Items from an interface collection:
::::

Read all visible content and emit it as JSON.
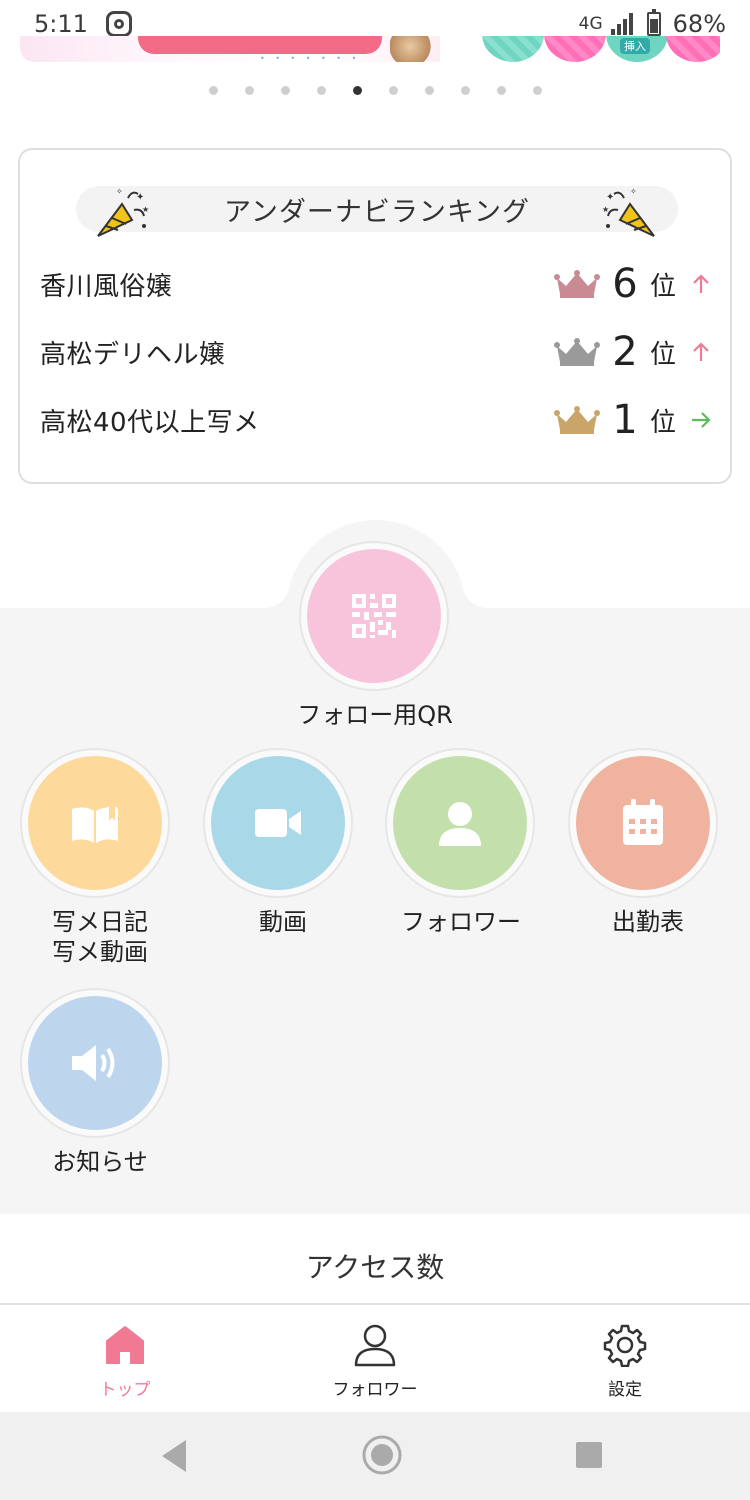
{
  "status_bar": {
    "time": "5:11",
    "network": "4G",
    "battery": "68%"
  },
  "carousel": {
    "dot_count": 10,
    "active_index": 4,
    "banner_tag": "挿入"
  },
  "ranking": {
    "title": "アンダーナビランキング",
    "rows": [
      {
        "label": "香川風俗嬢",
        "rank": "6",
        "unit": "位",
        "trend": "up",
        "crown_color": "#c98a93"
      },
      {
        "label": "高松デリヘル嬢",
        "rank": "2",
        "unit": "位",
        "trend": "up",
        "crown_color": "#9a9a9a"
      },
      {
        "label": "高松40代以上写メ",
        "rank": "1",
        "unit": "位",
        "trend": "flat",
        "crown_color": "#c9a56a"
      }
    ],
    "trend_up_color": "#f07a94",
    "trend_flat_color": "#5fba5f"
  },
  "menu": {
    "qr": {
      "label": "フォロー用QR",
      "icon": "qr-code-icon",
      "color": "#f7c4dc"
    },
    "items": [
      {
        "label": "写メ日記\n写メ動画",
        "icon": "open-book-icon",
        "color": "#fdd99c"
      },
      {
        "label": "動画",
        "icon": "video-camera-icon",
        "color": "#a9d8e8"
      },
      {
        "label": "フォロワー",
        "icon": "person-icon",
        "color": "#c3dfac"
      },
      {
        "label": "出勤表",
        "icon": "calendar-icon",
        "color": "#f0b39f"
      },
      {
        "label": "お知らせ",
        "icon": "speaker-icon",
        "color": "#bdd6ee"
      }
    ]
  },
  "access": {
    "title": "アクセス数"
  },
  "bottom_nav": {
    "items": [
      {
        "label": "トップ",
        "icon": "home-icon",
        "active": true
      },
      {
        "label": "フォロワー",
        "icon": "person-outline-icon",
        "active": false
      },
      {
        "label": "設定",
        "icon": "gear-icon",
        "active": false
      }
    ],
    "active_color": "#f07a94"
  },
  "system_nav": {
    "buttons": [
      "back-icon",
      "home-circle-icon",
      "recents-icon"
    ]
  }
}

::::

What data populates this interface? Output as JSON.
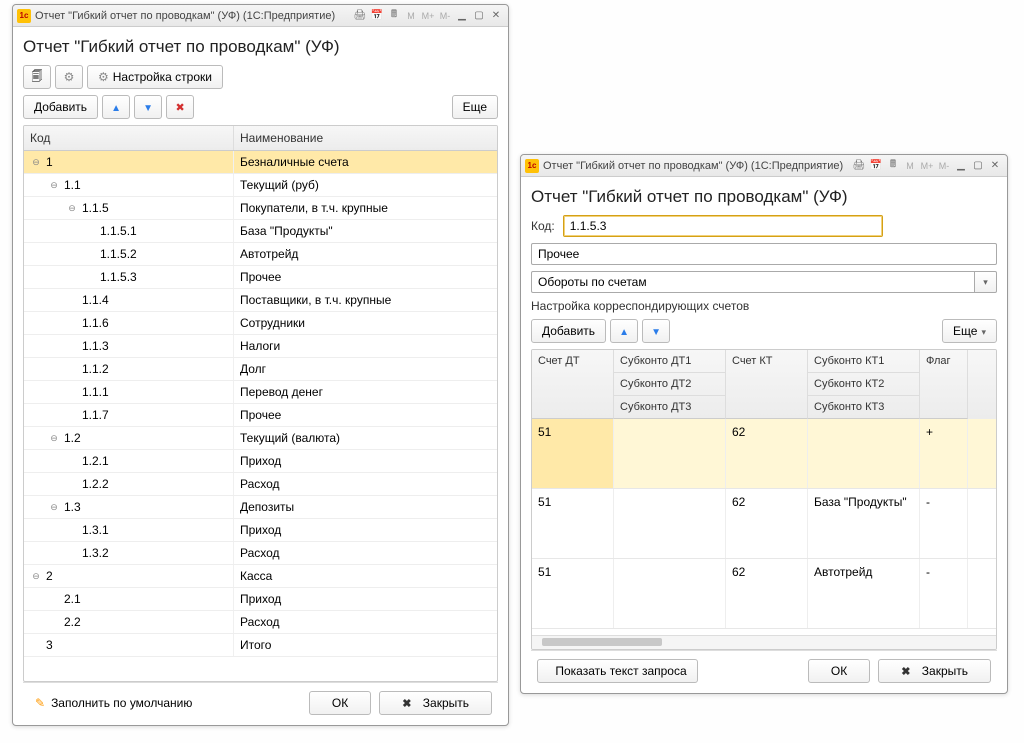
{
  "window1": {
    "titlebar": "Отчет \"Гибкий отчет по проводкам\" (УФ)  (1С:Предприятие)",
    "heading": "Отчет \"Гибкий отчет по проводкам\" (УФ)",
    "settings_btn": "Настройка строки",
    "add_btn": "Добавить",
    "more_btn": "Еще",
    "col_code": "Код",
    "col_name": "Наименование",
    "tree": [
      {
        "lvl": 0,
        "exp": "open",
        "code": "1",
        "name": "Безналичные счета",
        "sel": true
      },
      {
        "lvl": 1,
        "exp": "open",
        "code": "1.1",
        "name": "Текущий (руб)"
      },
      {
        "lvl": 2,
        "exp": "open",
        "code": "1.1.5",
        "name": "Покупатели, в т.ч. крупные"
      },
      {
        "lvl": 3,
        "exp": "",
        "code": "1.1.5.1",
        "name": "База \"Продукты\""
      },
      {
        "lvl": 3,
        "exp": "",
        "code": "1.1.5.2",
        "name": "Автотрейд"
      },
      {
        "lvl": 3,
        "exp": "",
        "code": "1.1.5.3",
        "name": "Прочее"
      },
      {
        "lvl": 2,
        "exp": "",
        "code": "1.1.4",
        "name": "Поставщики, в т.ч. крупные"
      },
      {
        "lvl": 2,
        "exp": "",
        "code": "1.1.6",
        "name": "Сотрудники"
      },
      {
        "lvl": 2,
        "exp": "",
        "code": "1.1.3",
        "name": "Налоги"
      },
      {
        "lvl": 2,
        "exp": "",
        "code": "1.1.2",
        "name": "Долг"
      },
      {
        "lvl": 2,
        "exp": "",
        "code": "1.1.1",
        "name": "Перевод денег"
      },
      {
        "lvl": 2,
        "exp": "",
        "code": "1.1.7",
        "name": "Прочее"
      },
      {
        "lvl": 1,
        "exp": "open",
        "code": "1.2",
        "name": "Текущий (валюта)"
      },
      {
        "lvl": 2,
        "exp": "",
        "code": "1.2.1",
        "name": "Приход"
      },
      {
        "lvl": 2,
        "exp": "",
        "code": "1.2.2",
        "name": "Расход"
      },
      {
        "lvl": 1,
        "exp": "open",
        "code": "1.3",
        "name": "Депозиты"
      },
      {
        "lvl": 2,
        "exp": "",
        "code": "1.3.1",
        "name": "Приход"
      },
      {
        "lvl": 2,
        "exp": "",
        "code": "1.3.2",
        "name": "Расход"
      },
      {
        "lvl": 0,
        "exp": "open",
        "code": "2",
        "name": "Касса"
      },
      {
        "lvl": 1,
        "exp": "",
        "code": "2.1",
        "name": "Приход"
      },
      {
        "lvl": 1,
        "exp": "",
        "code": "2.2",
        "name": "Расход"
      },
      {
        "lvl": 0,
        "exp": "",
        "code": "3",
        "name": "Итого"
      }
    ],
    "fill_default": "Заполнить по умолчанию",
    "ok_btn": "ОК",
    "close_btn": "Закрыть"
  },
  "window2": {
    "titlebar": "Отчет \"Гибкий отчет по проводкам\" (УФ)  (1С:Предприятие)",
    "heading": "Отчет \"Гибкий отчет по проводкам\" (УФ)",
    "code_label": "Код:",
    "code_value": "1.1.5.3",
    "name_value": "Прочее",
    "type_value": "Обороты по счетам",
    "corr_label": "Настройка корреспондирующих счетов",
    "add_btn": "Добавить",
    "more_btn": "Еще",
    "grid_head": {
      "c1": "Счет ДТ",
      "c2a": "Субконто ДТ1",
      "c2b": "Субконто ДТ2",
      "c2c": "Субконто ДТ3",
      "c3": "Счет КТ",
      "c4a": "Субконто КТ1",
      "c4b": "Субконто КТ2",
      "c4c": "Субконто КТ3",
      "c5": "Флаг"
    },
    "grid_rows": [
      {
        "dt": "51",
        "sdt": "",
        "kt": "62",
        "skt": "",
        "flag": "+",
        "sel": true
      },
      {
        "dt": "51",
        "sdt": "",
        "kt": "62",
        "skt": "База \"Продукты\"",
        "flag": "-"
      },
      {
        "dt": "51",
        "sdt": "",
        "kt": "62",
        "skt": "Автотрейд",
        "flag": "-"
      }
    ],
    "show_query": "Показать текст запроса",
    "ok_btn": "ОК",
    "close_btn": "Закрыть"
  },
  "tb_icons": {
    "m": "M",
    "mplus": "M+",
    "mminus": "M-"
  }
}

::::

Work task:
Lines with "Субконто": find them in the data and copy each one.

Answer section:
      "c2a": "Субконто ДТ1",
      "c2b": "Субконто ДТ2",
      "c2c": "Субконто ДТ3",
      "c4a": "Субконто КТ1",
      "c4b": "Субконто КТ2",
      "c4c": "Субконто КТ3",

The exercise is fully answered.